WASHINGTON — The White House Friday sent Congress a $44 billion disaster aid request that's already under attack from lawmakers from hurricane-hit regions as way too small.
The request, President Donald Trump's third since hurricanes Harvey, Irma and Maria slammed the Gulf Coast and Caribbean, would bring the total appropriated for disaster relief this fall close to $100 billion — and that's before most of the money to rebuild Puerto Rico's devastated housing stock and electric grid is added in.
The new installment would add $24 billion to the government's chief disaster account and establish a new $12 billion grant program for flood risk mitigation projects. Smaller amounts would go to small business loans and to aid farmers suffering crop losses.
The request followed lobbying by Texas Gov. Greg Abbott and Puerto Rico Gov. Ricardo Rosselló, who pressed the White House for far more. There are sure to be attempts to add to the measure as it advances through the House and Senate.
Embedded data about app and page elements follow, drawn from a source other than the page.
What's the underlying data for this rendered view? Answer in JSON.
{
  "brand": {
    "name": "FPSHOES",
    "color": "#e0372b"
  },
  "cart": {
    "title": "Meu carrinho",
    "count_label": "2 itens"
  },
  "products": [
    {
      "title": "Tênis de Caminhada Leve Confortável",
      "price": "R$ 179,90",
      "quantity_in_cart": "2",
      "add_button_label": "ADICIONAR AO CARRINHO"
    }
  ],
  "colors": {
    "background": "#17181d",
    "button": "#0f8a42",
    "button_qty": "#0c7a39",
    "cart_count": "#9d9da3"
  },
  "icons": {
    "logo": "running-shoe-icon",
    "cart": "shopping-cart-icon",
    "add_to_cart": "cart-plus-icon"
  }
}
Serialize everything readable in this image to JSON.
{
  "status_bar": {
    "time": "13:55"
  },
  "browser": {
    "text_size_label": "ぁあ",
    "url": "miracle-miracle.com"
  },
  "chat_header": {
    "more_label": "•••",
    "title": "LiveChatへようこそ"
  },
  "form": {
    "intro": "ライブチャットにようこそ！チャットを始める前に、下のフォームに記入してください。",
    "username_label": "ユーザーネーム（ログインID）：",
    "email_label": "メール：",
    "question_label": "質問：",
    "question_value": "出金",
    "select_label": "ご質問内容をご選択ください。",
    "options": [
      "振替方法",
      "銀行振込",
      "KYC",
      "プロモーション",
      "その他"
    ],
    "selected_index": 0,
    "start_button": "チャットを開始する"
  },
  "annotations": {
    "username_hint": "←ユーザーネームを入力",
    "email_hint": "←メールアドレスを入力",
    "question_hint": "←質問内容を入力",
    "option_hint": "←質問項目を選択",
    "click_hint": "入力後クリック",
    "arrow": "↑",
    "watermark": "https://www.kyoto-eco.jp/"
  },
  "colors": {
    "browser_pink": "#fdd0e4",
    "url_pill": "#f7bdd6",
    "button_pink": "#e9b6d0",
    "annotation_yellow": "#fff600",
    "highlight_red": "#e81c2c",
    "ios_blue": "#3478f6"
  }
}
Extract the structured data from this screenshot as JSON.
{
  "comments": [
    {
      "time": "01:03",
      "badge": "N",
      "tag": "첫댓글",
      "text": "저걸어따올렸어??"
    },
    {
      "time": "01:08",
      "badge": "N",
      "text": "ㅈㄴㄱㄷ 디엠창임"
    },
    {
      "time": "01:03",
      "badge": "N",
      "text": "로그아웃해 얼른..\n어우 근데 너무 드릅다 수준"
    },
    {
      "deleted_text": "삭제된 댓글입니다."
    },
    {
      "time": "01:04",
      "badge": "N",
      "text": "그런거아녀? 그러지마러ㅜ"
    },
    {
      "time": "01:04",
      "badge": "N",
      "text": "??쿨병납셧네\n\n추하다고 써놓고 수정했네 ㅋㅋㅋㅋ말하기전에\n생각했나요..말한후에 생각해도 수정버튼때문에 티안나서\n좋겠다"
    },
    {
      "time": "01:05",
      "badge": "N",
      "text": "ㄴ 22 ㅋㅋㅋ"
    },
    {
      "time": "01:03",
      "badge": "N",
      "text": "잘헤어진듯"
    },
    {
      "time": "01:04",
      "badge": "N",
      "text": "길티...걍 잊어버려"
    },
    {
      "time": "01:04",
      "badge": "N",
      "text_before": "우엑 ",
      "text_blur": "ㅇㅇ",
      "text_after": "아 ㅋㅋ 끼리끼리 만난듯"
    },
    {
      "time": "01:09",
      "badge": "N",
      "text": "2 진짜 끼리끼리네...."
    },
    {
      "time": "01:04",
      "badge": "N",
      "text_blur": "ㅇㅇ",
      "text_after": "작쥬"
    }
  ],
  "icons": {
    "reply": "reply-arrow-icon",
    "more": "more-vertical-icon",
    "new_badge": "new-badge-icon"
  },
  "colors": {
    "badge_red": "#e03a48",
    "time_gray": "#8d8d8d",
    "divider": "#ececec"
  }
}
"This request does not come close to what local officials say is needed," said New York Rep. Nita Lowey, top Democrat on the House Appropriations Committee.
Even before the measure was delivered, Sen. John Cornyn, R-Texas, called it "wholly inadequate." Cornyn worked in September to nearly double Trump's initial request for Harvey aid and has been battling with the White House behind the scenes.
The measure arrives as lawmakers and the White House face numerous budget-related issues by year's end, including a deadline of Dec. 8 to avert a government shutdown. Top Capitol Hill leaders are also negotiating bipartisan spending increases for the Pentagon and domestic agencies in hopes of passing a catchall government funding bill. They are also seeking to renew a popular program that provides health care to children from low-income families.
And there's a tax bill that is Republicans' top priority. GOP leaders have appeared wary of tackling other budget-related issues while the tax legislation was taking shape but time is running low and coming weeks are likely to bring a burst of activity. Talks on increasing tight "caps" on agency budgets have centered on a GOP plan for a two-year, $182 billion increase that still falls short of demands by both defense hawks and Democrats seeking more for domestic programs.
Rossello has requested $94 billion, including $18 billion to rebuild the island's power grid and $31 billion for housing. The White House anticipates sending another request focused on the needs of the island territory but hasn't indicated when that would be.
"Because Hurricane Maria occurred more recently, damage assessments are ongoing," said White House budget director Mick Mulvaney.
Mulvaney also asked lawmakers to consider $59 billion in spending cuts to pay for the aid, including $44 billion from benefit programs by extending automatic cuts known as sequestration over the 2025-2027 budget window.
Texas and Florida are also sure to be disappointed. Texas Gov. Greg Abbott submitted a $61 billion request to Trump last month for Harvey-related damages, including ambitious requests for flood control and navigation projects. The Florida congressional delegation has asked for $27 billion.
Florida Sen. Bill Nelson, a Democrat, said in a statement that the request "doesn't come close to providing what is needed. People are hurting and they desperately need our help, yet this request has no money to provide housing for evacuees and barely any money for Florida's citrus growers. That's unacceptable."
"Congress needs to pass a more robust disaster bill that actually provides the funding needed to help people recover," Nelson said.
House Speaker Paul Ryan, R-Wis., said Congress had "proven its commitment to aid those suffering from the natural disasters of the fall." Ryan said the House would "review the request and work with the administration and members from affected states to help the victims get the resources they need to recover and rebuild."